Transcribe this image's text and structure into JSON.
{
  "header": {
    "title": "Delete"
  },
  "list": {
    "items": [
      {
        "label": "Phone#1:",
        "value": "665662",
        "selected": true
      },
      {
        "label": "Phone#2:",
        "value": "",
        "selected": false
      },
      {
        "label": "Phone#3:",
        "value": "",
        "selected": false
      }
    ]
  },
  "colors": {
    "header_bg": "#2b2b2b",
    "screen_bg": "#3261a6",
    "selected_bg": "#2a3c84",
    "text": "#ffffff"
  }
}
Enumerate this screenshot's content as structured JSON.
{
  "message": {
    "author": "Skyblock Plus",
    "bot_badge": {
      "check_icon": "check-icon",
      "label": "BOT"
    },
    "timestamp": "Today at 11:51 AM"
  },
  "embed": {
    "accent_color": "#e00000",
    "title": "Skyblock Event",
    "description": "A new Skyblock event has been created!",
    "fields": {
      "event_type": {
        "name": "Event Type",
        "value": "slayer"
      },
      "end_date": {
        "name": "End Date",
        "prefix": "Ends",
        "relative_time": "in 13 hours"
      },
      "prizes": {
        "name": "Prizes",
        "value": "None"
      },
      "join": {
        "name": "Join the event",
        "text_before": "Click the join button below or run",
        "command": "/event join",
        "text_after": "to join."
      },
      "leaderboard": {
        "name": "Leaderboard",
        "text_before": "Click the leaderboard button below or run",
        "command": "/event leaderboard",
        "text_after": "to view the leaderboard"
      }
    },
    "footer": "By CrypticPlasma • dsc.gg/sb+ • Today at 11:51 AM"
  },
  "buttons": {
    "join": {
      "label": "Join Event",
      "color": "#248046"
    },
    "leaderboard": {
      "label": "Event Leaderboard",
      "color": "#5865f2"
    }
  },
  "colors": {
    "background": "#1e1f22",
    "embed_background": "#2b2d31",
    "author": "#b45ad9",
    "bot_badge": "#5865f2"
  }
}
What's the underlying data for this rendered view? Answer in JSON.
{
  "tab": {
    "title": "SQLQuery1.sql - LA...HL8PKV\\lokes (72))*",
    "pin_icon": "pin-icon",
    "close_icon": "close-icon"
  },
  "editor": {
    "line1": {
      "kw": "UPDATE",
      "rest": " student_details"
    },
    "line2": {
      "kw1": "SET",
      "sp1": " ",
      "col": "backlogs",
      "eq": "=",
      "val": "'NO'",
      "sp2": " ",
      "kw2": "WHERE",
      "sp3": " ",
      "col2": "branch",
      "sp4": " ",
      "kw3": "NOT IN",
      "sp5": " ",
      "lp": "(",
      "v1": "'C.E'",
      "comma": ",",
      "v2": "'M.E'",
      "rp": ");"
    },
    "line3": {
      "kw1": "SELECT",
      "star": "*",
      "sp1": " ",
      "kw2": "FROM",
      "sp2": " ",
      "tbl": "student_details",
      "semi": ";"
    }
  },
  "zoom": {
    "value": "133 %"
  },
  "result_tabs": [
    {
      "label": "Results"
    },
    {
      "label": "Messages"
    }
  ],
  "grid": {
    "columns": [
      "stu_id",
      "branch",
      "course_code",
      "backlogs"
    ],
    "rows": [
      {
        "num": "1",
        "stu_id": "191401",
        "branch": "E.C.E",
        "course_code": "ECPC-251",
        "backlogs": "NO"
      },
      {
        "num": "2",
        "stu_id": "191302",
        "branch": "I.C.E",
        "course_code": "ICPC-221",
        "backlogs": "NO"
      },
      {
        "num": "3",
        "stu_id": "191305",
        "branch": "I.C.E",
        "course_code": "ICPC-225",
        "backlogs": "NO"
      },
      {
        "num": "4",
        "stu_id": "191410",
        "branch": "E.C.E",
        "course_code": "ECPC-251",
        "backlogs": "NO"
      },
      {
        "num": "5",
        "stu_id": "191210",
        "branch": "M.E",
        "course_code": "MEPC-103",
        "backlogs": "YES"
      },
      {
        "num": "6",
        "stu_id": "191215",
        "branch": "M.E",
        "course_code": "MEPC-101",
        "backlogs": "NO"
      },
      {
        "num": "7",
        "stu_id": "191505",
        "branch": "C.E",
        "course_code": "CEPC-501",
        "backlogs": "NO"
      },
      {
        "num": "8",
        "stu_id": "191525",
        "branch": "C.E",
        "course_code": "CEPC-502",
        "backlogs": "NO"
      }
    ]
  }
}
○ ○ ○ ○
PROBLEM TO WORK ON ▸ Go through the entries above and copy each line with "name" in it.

ANSWER BOX ▸
        "name": "Event Type",
        "name": "End Date",
        "name": "Prizes",
        "name": "Join the event",
        "name": "Leaderboard",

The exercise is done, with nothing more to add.